To continue this tutorial, add the SampleListener class to your program:

class SampleListener(Leap.Listener):

    def on_connect(self, controller):
        print "Connected"

    def on_frame(self, controller):
        print "Frame available"

def main():

If you have already taken a look at the finished file, you may have noticed that several more callback functions are present. You can add those too, if you wish, but to keep things simple, we will concentrate on |Listener_onConnect|_ and |Listener_onFrame|_.

Now create a SampleListener object using your new class and add it to your controller:

def main():
    # Create a sample listener and controller
    listener = SampleListener()
    controller = Leap.Controller()

    # Have the sample listener receive events from the controller

    # Keep this process running until Enter is pressed
    print "Press Enter to quit..."
    except KeyboardInterrupt:
        # Remove the sample listener when done

Now is a good time to test your sample program. Follow the directions in: Running the Sample.

If everything is correct (and your Leap Motion hardware is plugged in), then you should see the string “Connected” printed to the terminal window followed by an rapid series of “Frame available”. If things go wrong and you cannot figure out why, you can get help on our developer forum at developer.leapmotion.com.

Whenever you run into trouble developing a Leap Motion application, try opening the diagnostic visualizer. This program displays a visualization of the Leap Motion tracking data. You can compare what you see in your program to what you see in the visualizer (which uses the same API) to isolate and identify many problems.

On Connect

When your Controller object successfully connects to the Leap Motion service/daemon AND the Leap Motion hardware is plugged in, The Controller object changes its is_connected property to true and invokes your |Listener.onConnect|_ callback (if there is one).

When the controller connects, you can set controller properties using such methods as Controller.set_policy().

On Frame
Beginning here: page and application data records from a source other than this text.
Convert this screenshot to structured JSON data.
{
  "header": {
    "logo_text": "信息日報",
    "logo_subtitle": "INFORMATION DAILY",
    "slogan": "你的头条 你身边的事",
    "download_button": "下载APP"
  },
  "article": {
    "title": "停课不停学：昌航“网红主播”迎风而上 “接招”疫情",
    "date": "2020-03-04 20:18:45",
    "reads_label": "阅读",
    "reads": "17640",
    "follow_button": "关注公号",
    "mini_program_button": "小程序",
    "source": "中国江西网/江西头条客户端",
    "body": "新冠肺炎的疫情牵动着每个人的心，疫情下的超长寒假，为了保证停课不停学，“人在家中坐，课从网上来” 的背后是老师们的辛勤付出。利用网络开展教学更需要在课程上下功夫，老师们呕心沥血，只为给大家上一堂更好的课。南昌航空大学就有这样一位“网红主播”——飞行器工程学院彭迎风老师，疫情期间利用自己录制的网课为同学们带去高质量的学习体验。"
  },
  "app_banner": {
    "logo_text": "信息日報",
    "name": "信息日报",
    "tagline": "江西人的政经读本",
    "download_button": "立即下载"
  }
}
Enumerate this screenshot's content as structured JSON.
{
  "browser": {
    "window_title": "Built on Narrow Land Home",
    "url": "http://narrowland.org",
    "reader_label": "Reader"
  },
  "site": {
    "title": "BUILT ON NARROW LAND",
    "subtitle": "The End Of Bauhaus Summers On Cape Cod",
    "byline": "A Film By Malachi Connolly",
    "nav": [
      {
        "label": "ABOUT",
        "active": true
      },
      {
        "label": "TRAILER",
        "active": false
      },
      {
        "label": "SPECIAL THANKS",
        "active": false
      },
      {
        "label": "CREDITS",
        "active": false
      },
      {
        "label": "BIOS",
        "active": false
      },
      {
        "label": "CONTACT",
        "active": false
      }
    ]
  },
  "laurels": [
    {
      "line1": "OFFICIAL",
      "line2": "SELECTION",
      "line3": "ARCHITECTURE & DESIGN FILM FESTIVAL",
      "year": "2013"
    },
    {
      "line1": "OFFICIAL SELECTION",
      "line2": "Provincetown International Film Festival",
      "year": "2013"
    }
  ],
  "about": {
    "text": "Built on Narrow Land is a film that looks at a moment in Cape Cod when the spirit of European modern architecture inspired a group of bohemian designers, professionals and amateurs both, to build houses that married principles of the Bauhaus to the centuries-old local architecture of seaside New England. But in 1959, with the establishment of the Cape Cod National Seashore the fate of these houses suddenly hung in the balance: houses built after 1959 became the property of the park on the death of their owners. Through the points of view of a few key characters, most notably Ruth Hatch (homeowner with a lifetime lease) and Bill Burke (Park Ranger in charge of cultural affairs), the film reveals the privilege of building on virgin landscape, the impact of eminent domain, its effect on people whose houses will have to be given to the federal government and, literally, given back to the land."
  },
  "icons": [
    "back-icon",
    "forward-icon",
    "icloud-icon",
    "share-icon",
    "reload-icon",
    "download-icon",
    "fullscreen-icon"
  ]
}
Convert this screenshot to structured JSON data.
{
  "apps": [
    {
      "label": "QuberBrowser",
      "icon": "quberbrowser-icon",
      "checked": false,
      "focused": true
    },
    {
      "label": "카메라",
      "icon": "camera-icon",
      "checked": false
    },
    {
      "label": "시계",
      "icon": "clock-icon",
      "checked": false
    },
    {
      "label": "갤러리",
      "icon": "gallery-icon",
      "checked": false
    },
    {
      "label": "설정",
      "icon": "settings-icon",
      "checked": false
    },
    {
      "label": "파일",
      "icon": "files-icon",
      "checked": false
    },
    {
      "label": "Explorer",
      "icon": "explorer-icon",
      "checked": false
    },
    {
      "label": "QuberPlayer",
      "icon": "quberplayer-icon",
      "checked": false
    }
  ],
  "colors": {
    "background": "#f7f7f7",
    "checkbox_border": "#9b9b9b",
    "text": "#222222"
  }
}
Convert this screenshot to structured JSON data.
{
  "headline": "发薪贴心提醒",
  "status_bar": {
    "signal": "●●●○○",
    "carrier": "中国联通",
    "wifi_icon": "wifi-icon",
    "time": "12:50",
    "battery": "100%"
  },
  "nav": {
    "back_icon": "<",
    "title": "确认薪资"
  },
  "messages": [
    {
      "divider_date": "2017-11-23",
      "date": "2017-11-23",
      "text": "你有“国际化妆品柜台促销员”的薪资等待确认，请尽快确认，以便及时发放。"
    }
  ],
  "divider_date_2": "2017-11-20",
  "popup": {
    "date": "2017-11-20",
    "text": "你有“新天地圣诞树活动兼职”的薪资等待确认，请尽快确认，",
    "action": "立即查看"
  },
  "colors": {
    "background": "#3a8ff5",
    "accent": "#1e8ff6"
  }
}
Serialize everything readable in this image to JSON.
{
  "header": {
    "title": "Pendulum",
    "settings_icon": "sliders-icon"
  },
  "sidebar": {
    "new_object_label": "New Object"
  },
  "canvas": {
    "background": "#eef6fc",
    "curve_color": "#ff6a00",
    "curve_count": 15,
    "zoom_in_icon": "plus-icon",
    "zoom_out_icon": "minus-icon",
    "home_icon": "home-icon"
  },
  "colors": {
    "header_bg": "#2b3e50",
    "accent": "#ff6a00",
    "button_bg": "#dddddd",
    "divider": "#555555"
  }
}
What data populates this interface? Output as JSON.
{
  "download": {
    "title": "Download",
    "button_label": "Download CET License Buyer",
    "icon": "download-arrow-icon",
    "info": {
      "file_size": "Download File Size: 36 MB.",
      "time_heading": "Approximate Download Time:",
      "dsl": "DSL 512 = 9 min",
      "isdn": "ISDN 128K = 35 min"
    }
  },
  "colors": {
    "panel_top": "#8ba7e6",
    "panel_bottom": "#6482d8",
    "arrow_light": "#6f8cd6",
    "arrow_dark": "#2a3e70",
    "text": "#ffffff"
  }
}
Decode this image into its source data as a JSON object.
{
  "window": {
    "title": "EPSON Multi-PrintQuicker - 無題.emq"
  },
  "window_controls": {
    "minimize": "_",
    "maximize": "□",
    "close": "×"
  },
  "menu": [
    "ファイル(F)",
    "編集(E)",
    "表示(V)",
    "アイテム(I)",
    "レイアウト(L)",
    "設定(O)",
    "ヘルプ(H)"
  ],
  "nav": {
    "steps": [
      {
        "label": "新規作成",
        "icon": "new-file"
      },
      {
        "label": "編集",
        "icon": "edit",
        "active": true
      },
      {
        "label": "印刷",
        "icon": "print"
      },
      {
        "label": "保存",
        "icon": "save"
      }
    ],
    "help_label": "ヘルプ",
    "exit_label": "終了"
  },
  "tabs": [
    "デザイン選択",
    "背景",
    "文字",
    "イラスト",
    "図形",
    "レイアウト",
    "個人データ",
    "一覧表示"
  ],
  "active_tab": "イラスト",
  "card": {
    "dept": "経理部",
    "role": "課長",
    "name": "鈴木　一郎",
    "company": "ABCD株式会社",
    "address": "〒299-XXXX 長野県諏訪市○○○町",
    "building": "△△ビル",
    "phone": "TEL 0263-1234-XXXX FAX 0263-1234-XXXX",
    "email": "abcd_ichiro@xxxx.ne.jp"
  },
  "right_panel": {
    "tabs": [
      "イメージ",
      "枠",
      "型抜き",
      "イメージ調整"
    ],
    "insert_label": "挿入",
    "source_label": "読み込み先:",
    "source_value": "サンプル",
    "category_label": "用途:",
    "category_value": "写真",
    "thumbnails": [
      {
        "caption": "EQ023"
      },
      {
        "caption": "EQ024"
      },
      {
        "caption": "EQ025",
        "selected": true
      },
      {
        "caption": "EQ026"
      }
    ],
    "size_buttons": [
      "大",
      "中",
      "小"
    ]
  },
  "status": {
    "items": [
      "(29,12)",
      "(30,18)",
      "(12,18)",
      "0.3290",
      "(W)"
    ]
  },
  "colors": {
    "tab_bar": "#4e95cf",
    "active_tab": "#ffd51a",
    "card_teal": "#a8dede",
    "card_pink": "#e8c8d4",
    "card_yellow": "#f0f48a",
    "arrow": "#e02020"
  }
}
All the tracking data in the Leap Motion system arrives through the Frame object. You can get Frame objects from your controller (after it has connected) by calling the Controller.frame() method. The |Listener_onFrame|_ callback of your Listener subclass is called when a new frame of data becomes available. When you aren’t using a listener, you can compare the id value to that of the last frame you processed to see if there is a new frame. Note that by setting the history parameter of the frame() function, you can get earlier frames than the current one (up to 60 frames are stored). Thus, even when polling at a slower rate than the Leap Motion frame rate, you can process every frame, if desired.

To get the frame, add this call to frame() to your |Listener_onFrame| callback:

def on_frame(self, controller):
    frame = controller.frame()

Then, print out some properties of the Frame object:

def on_frame(self, controller):
    frame = controller.frame()

    print "Frame id: %d, timestamp: %d, hands: %d, fingers: %d" % (
          frame.id, frame.timestamp, len(frame.hands), len(frame.fingers))

Run your sample again, put a hand or two over the Leap Motion device and you should now see the basic statistics of each frame printed to the console window.

I’ll end this tutorial here, but you can look at the rest of the code in the original sample program for examples on how to get all the Hand, Finger, Arm, and Bone objects in a frame.

Running the Sample

Type the following at your command prompt (with the current directory set the SDK samples folder):

python Sample.py

You should see the message “Connected” printed to standard output when the application initializes and connects to the Leap. You should then see frame information printed each time the Leap dispatches the onFrame event.